      I’ve never been a big fan of the “Just Say No” school of merchandising. You know, the one where a retailer stops carrying a product because maybe another retailer they don’t like is carrying it also. Or the vendor has done something to piss off the buyer. Or maybe they just don’t like each other. This sort of thing happens more often than you think. In the home textiles business, the classic case study is Royal Velvet towels. No, not today’s ersatz RV you’ll find at Penney. I’m talking the classic days of the ... Read More
  • Reconstructivism

    You can add one more item to the long list of things the home textiles industry does contrary to the way most American — indeed global — businesses operate. Fifteen years ago the giant monopolistic entity known as “the mills” dominated the bedding and bath industry. Then, through a combination of greed, arrogance, insularity and just general lack of imagination, the mill structure started to unravel. When the quotas came off overseas supplies of sheets and towels in the early 2000s, the system totally disintegrated. In its wake came a largely fragmented network of smaller suppliers, many based in Asia but a ... Read More
  • Vacancies

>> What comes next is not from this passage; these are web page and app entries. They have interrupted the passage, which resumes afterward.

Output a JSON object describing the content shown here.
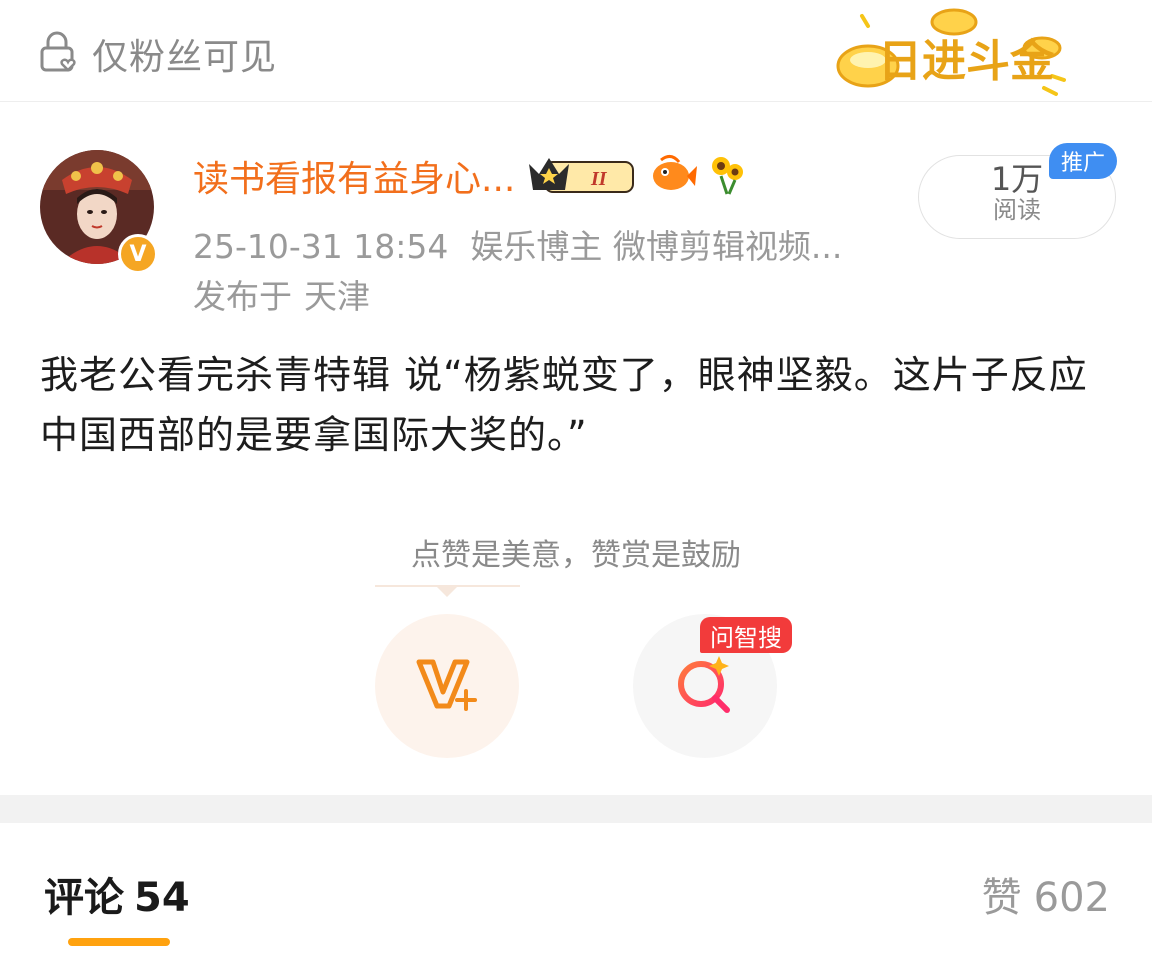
{
  "topbar": {
    "visibility_label": "仅粉丝可见",
    "banner_text": "日进斗金"
  },
  "post": {
    "author_name": "读书看报有益身心...",
    "timestamp": "25-10-31 18:54",
    "author_tags": "娱乐博主 微博剪辑视频...",
    "location_prefix": "发布于",
    "location": "天津",
    "reads_count": "1万",
    "reads_label": "阅读",
    "promo_badge": "推广",
    "content": "我老公看完杀青特辑 说“杨紫蜕变了，眼神坚毅。这片子反应中国西部的是要拿国际大奖的。”"
  },
  "reward": {
    "hint": "点赞是美意，赞赏是鼓励",
    "search_tag": "问智搜"
  },
  "tabs": {
    "comments_label": "评论",
    "comments_count": "54",
    "likes_label": "赞",
    "likes_count": "602"
  },
  "colors": {
    "accent_orange": "#f26f1c",
    "underline": "#ffa20f",
    "promo_blue": "#3f8ef2",
    "search_red": "#f23b3b",
    "verified_gold": "#f5a623"
  }
}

    Usually when you put the words “retail” and “vacancy” in the same sentence you’re talking real estate, square feet and leasing directors. But not this time. While there’s certainly no shortage of empty space throughout the American retailing landscape it turns out that now the true vacancies that exist are in the corner offices at those very same retailing corporations. This year, more so than anytime in recent memory, you have a lot of jobs chasing not a lot of qualified people. JC Penney has been looking for a new ceo for over a year and while it ... Read More
  • Econ Recon

    It’s time to play connect the dots: • Family Dollar announces it will close 370 stores because they are underperforming as the retailer struggles to retain customers it gained during the Great Recession. • McDonald’s reports another quarter of disappointing sales at its U.S. locations as the retailer struggles to retain customers it’s gained during the Great Recession. • Proctor & Gamble says its Gillette brand will introduce a trade-up Fusion razor as it struggles to regain its premium product positioning lost during the Great Recession. The dots don’t lie. Whether anybody wants to admit it or not, the ... Read More
  • Dollar Sense

    Don’t take the recent news that Family Dollar is closing 370 stores as the death knell either for that individual retailer or the dollar store concept in general. It’s not that simple. It never is. First off, a retailer closing bad store locations is not exactly earth-shattering news. Walmart closes stores. Macy’s closes stores. Even Bed Bath & Beyond closes stores. Those 370 units, by the way, represent less than five percent of the company’s overall 8,100-store count. Lost in the headline about the Family Dollar closings was the fact that it was also planning to ... Read More
  • Of Kings and New Princes

    There used to be a Burger King up the block on Fifth Avenue not too far from the textiles showroom buildings in Midtown Manhattan. It is now a Panera Bread. Maybe it’s an isolated fast food moment, but maybe, just maybe, it’s a pretty good metaphor for the changing of the guard that is becoming increasingly clear, never more so than at the textiles and housewares shows last month. The Millennials are not only the new kids on the block, they are taking over the block when it comes to how various home industries create product, package, market ... Read More
  • The Clicking Point

    You’ll hear lots of conversations this market week about new products, old people and pretty much everything in between. Enjoy them for what they are, but the real talking point is going to be about the retailing industry crossing a seminal threshold. The real talking point is that the business model the industry has operated under for the past 100 years is finally coming to a close. Physical, brick-and-mortar stores (steel and plastic, to be more accurate), as we know them, are on an inevitable and irreversible decline. No, we’re not talking about online replacing instore or even ... Read More